## [Work task]
Although the records contain pictures, repeat only the text of every line exactly.

START Supplied data

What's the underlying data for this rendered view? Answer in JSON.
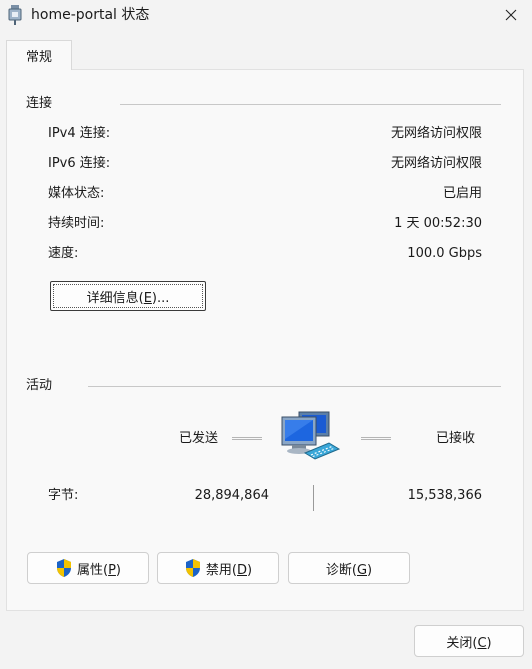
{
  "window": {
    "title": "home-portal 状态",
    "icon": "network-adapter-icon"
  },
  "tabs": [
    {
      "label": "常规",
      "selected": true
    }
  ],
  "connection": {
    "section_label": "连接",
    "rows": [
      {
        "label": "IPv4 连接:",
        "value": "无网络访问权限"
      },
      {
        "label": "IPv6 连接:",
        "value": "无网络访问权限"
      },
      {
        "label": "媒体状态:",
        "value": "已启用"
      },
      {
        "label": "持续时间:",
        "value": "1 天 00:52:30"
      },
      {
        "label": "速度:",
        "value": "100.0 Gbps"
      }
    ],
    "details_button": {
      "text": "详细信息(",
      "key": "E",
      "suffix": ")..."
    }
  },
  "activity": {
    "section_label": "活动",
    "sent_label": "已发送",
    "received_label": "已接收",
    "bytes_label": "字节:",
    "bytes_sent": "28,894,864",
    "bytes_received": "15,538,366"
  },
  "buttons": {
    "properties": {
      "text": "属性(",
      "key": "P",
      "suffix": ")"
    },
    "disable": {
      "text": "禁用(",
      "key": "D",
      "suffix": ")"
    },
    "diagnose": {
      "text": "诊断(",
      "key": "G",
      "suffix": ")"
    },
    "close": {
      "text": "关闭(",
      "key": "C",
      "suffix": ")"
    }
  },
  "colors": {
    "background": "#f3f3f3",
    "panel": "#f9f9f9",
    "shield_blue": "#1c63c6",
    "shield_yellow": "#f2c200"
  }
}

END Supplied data

## [Finished task]
What's the underlying data for this rendered view? Answer in JSON.
{
  "window": {
    "title": "home-portal 状态",
    "icon": "network-adapter-icon"
  },
  "tabs": [
    {
      "label": "常规",
      "selected": true
    }
  ],
  "connection": {
    "section_label": "连接",
    "rows": [
      {
        "label": "IPv4 连接:",
        "value": "无网络访问权限"
      },
      {
        "label": "IPv6 连接:",
        "value": "无网络访问权限"
      },
      {
        "label": "媒体状态:",
        "value": "已启用"
      },
      {
        "label": "持续时间:",
        "value": "1 天 00:52:30"
      },
      {
        "label": "速度:",
        "value": "100.0 Gbps"
      }
    ],
    "details_button": {
      "text": "详细信息(",
      "key": "E",
      "suffix": ")..."
    }
  },
  "activity": {
    "section_label": "活动",
    "sent_label": "已发送",
    "received_label": "已接收",
    "bytes_label": "字节:",
    "bytes_sent": "28,894,864",
    "bytes_received": "15,538,366"
  },
  "buttons": {
    "properties": {
      "text": "属性(",
      "key": "P",
      "suffix": ")"
    },
    "disable": {
      "text": "禁用(",
      "key": "D",
      "suffix": ")"
    },
    "diagnose": {
      "text": "诊断(",
      "key": "G",
      "suffix": ")"
    },
    "close": {
      "text": "关闭(",
      "key": "C",
      "suffix": ")"
    }
  },
  "colors": {
    "background": "#f3f3f3",
    "panel": "#f9f9f9",
    "shield_blue": "#1c63c6",
    "shield_yellow": "#f2c200"
  }
}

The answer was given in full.